Purchase of this book includes free trial access to www.million-books.com where you can read more than a million books for free. This is an OCR edition with typos. Excerpt from book: The cortical portion of the hair is composed of flat fusiform epithelial scales. The center or medullary portion consists of embryonic corpuscles, which are quite often pigmentated, that gives shade or color to the hair; it is closely connected with the amount of pigmentation in the skin. Gray and blonde hair has very little pigment. The hair follicle in which the root is imbedded is a pouch- like connective tissue structure consisting of three layers, the external, middle and internal. It consists of connective tissue containing an artery, vein, and nerve. Nails.?Are also modifications of the epidermis, differing from it by being harder and firmer. They are horny, elastic, translucent plates, embedded in the skin and attached to the dorsum of the phalanges. They have four borders, the anterior being free, the posterior and lateral, slightly curved longitudinally in their natural state, convex on their upper surface, but in latent syphilitic patients they are spoon shaped, and flattened, very thin, having lost their natural curve. Nails are supposed to be a modified portion of the Stratum Lucidum, beginning its function in the third month of intra-urine life, and by the eighth month a greater part has developed. PHYSIOLOGY OF THE SKIN. An organ like the skin, of such complex and wonderful structure, could not possess a less wonderful and complex function; usually the work of the internal organs is confined to one or two functions, but in the skin we find its functions are more varied and more numerous than that of any other organ in the body; therefore, a study of its function is of even greater importance to the physician than its anatomy, who especially should be familiar withthose internal disturbances of the life force that so frequently present themselves upon the...
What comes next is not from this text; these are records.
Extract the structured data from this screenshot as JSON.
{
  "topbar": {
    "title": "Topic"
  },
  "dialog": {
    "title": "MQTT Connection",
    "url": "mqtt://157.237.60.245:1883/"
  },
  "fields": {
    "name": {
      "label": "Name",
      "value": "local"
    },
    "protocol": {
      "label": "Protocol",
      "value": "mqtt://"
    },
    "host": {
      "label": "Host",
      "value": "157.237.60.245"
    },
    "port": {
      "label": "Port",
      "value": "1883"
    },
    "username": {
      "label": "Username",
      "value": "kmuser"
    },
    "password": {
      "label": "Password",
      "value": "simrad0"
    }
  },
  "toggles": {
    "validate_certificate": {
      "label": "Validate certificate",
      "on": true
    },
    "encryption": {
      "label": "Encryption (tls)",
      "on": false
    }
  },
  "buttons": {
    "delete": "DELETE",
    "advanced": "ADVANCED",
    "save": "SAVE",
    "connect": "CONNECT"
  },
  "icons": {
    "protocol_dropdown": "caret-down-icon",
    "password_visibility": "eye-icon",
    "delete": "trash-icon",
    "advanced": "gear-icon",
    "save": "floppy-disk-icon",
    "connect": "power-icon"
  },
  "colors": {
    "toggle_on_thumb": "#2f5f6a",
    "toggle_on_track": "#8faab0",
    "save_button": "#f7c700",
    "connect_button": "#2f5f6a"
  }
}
- J. Henry Allen
- Met illustraties
- 5x152x229 mm
- 270,00 gram
Reviews Diseases and Therapeutics of the Skin